Your instructions: An exact copy of the data below is required; return it in full.

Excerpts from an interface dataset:
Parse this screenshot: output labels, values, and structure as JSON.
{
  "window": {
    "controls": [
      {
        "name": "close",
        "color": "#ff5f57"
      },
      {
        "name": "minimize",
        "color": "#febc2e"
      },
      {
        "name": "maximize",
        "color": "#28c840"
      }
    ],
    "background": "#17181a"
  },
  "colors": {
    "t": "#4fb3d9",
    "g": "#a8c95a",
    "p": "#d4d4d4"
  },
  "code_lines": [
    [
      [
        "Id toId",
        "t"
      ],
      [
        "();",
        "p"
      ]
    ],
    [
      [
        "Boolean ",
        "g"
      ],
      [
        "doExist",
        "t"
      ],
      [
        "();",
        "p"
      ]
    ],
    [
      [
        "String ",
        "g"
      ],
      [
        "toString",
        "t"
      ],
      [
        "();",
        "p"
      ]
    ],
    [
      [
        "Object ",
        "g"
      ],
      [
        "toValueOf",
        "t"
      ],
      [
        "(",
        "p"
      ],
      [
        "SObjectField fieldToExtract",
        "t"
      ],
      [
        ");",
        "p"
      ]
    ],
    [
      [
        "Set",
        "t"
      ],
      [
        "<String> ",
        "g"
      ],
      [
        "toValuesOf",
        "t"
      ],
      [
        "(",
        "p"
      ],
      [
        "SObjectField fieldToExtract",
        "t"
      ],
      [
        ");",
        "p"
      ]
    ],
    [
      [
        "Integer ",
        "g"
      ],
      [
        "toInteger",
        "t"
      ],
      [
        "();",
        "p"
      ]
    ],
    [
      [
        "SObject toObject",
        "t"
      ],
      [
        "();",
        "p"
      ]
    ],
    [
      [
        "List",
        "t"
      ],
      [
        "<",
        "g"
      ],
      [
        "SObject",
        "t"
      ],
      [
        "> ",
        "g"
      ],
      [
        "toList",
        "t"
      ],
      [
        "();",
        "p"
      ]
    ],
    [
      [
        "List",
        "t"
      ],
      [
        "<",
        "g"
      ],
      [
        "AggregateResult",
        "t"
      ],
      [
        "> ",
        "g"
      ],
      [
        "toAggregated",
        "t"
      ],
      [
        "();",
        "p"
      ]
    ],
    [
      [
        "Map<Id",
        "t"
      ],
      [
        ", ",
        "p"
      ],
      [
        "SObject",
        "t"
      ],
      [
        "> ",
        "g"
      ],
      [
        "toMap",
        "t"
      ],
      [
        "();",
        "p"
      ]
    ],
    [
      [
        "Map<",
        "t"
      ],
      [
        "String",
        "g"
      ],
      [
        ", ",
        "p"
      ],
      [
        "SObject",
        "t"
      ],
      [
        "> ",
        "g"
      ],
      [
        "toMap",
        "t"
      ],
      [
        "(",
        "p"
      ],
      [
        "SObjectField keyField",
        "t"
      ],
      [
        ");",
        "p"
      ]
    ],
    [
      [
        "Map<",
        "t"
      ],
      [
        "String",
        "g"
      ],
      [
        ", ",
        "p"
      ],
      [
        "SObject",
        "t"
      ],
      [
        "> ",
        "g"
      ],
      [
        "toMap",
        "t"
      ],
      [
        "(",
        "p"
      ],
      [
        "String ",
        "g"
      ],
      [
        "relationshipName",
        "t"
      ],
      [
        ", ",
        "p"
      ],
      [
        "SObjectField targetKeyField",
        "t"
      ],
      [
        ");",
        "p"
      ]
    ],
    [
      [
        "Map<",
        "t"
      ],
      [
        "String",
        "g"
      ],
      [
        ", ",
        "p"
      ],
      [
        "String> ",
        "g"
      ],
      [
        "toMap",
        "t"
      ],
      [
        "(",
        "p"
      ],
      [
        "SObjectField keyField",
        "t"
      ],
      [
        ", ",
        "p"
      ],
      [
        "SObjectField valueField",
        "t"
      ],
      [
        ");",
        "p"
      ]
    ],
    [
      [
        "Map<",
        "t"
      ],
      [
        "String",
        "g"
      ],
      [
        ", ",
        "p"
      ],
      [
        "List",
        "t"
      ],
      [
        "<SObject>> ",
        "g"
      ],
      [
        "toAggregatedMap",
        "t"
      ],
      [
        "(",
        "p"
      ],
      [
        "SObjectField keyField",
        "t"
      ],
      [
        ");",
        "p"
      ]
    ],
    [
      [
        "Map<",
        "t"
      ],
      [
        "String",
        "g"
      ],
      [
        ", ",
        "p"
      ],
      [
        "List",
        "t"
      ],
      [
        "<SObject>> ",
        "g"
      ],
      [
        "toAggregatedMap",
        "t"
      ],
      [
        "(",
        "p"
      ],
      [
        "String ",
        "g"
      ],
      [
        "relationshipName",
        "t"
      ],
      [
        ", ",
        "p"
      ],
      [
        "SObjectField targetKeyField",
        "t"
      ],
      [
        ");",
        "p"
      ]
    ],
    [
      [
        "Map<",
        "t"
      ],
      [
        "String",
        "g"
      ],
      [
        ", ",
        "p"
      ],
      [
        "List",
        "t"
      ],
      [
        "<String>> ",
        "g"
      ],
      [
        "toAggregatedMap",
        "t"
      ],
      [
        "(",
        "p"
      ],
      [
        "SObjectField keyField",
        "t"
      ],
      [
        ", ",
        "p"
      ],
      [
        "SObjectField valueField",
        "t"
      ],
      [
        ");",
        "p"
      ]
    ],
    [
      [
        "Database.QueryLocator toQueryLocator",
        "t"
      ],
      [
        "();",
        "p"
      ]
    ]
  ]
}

Solved exercise:
Parse this screenshot: output labels, values, and structure as JSON.
{
  "window": {
    "controls": [
      {
        "name": "close",
        "color": "#ff5f57"
      },
      {
        "name": "minimize",
        "color": "#febc2e"
      },
      {
        "name": "maximize",
        "color": "#28c840"
      }
    ],
    "background": "#17181a"
  },
  "colors": {
    "t": "#4fb3d9",
    "g": "#a8c95a",
    "p": "#d4d4d4"
  },
  "code_lines": [
    [
      [
        "Id toId",
        "t"
      ],
      [
        "();",
        "p"
      ]
    ],
    [
      [
        "Boolean ",
        "g"
      ],
      [
        "doExist",
        "t"
      ],
      [
        "();",
        "p"
      ]
    ],
    [
      [
        "String ",
        "g"
      ],
      [
        "toString",
        "t"
      ],
      [
        "();",
        "p"
      ]
    ],
    [
      [
        "Object ",
        "g"
      ],
      [
        "toValueOf",
        "t"
      ],
      [
        "(",
        "p"
      ],
      [
        "SObjectField fieldToExtract",
        "t"
      ],
      [
        ");",
        "p"
      ]
    ],
    [
      [
        "Set",
        "t"
      ],
      [
        "<String> ",
        "g"
      ],
      [
        "toValuesOf",
        "t"
      ],
      [
        "(",
        "p"
      ],
      [
        "SObjectField fieldToExtract",
        "t"
      ],
      [
        ");",
        "p"
      ]
    ],
    [
      [
        "Integer ",
        "g"
      ],
      [
        "toInteger",
        "t"
      ],
      [
        "();",
        "p"
      ]
    ],
    [
      [
        "SObject toObject",
        "t"
      ],
      [
        "();",
        "p"
      ]
    ],
    [
      [
        "List",
        "t"
      ],
      [
        "<",
        "g"
      ],
      [
        "SObject",
        "t"
      ],
      [
        "> ",
        "g"
      ],
      [
        "toList",
        "t"
      ],
      [
        "();",
        "p"
      ]
    ],
    [
      [
        "List",
        "t"
      ],
      [
        "<",
        "g"
      ],
      [
        "AggregateResult",
        "t"
      ],
      [
        "> ",
        "g"
      ],
      [
        "toAggregated",
        "t"
      ],
      [
        "();",
        "p"
      ]
    ],
    [
      [
        "Map<Id",
        "t"
      ],
      [
        ", ",
        "p"
      ],
      [
        "SObject",
        "t"
      ],
      [
        "> ",
        "g"
      ],
      [
        "toMap",
        "t"
      ],
      [
        "();",
        "p"
      ]
    ],
    [
      [
        "Map<",
        "t"
      ],
      [
        "String",
        "g"
      ],
      [
        ", ",
        "p"
      ],
      [
        "SObject",
        "t"
      ],
      [
        "> ",
        "g"
      ],
      [
        "toMap",
        "t"
      ],
      [
        "(",
        "p"
      ],
      [
        "SObjectField keyField",
        "t"
      ],
      [
        ");",
        "p"
      ]
    ],
    [
      [
        "Map<",
        "t"
      ],
      [
        "String",
        "g"
      ],
      [
        ", ",
        "p"
      ],
      [
        "SObject",
        "t"
      ],
      [
        "> ",
        "g"
      ],
      [
        "toMap",
        "t"
      ],
      [
        "(",
        "p"
      ],
      [
        "String ",
        "g"
      ],
      [
        "relationshipName",
        "t"
      ],
      [
        ", ",
        "p"
      ],
      [
        "SObjectField targetKeyField",
        "t"
      ],
      [
        ");",
        "p"
      ]
    ],
    [
      [
        "Map<",
        "t"
      ],
      [
        "String",
        "g"
      ],
      [
        ", ",
        "p"
      ],
      [
        "String> ",
        "g"
      ],
      [
        "toMap",
        "t"
      ],
      [
        "(",
        "p"
      ],
      [
        "SObjectField keyField",
        "t"
      ],
      [
        ", ",
        "p"
      ],
      [
        "SObjectField valueField",
        "t"
      ],
      [
        ");",
        "p"
      ]
    ],
    [
      [
        "Map<",
        "t"
      ],
      [
        "String",
        "g"
      ],
      [
        ", ",
        "p"
      ],
      [
        "List",
        "t"
      ],
      [
        "<SObject>> ",
        "g"
      ],
      [
        "toAggregatedMap",
        "t"
      ],
      [
        "(",
        "p"
      ],
      [
        "SObjectField keyField",
        "t"
      ],
      [
        ");",
        "p"
      ]
    ],
    [
      [
        "Map<",
        "t"
      ],
      [
        "String",
        "g"
      ],
      [
        ", ",
        "p"
      ],
      [
        "List",
        "t"
      ],
      [
        "<SObject>> ",
        "g"
      ],
      [
        "toAggregatedMap",
        "t"
      ],
      [
        "(",
        "p"
      ],
      [
        "String ",
        "g"
      ],
      [
        "relationshipName",
        "t"
      ],
      [
        ", ",
        "p"
      ],
      [
        "SObjectField targetKeyField",
        "t"
      ],
      [
        ");",
        "p"
      ]
    ],
    [
      [
        "Map<",
        "t"
      ],
      [
        "String",
        "g"
      ],
      [
        ", ",
        "p"
      ],
      [
        "List",
        "t"
      ],
      [
        "<String>> ",
        "g"
      ],
      [
        "toAggregatedMap",
        "t"
      ],
      [
        "(",
        "p"
      ],
      [
        "SObjectField keyField",
        "t"
      ],
      [
        ", ",
        "p"
      ],
      [
        "SObjectField valueField",
        "t"
      ],
      [
        ");",
        "p"
      ]
    ],
    [
      [
        "Database.QueryLocator toQueryLocator",
        "t"
      ],
      [
        "();",
        "p"
      ]
    ]
  ]
}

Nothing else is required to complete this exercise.